In Trivandrum
January 15, 2024

Noting that younger generation is not really aware of the contributions of eminent biophysicist Dr G N Ramachandran, Former Director General of Council of Scientific & Industrial Research (CSIR), Dr Shekhar C Mande, today said Dr Ramachandran’s outstanding outputs are as profound, if not more, as Nobel Laureate CV Raman.

Dr Ramachandran, known as GNR in scientific circles, who discovered the triple helical structure of collagen, the most abundant protein in human body, in 1955, truly deserved the Nobel Prize, Dr Mande said while delivering Dr G N Ramachandran Memorial Lecture at Rajiv Gandhi Centre for Biotechnology (RGCB) here.

The event was organised as a prelude to the 36th Kerala Science Congress (KSC) being organised by Kerala State Council for Science, Technology and Environment (KSCSTE). ‘Dr G N Ramachandran and the Development of Structural Sciences in India’ was the topic of the lecture.

An annual event, the ensuing edition of Kerala Science Congress is to be held at Government College, Kasaragod, from February 8 to 11.

Dr Mande said GNR was one of the foremost persons in structural sciences in the previous generation, besides being the founder of the field of molecular biophysics.

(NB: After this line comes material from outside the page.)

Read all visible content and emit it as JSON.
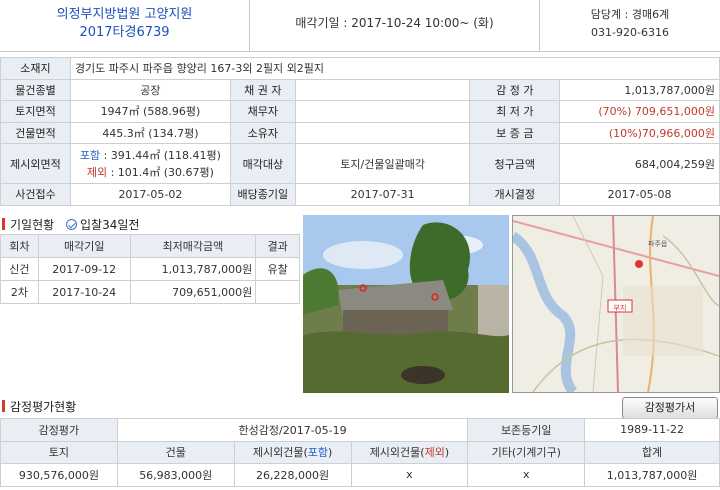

“The legacy of the rich developments happening in structural sciences in India traces to CV Raman, to whom GNR was one of the illustrious students. If you look at the breadth of GNR’s contributions to biophysics, it is probably more than that of his mentor,” Dr Mande said.

Dr Mande added that GNR is also known for his work that led to his creation of the ‘Ramachandran plot’ for understanding peptide structure.

In his presidential address, Prof K P Sudheer, Executive Vice President, KSCSTE and President, 36th KSC, said Dr G N Ramachandran was the pioneer of biological research in its various facets.

Prof Sudheer said this is one of the four Memorial Lectures planned as part of the KSC to pay tribute to eminent Kerala-born scientists, who have left an indelible mark on the scientific community.

RGCB Director Prof Chandrabhas Narayana said the scientific community considered it as a case of sheer discrimination that Dr Ramachandran missed the Nobel Prize despite his significant contributions to science.

Prof Narayana said the gifted physicist discovered triple-helix exactly around the same time when the DNA was discovered and alpha-helix was discovered by Linus Pauling, who was his friend and mentor.

“Dr Ramachandran, who also pioneered computed tomography (CT), switched from electrical engineering to biophysics after bumping into well-known physicist CV Raman. His life teaches us that there is no restriction on what field one can follow,” he added.

Dr S Pradeep Kumar, Member Secretary, KSCSTE and General Convenor, 36th KSC, welcomed the gathering and Dr Binuja Thomas, Principal Scientist, KSCSTE and Convenor, Focal Theme & Memorial Lecture, 36th KSC, proposed a vote of thanks.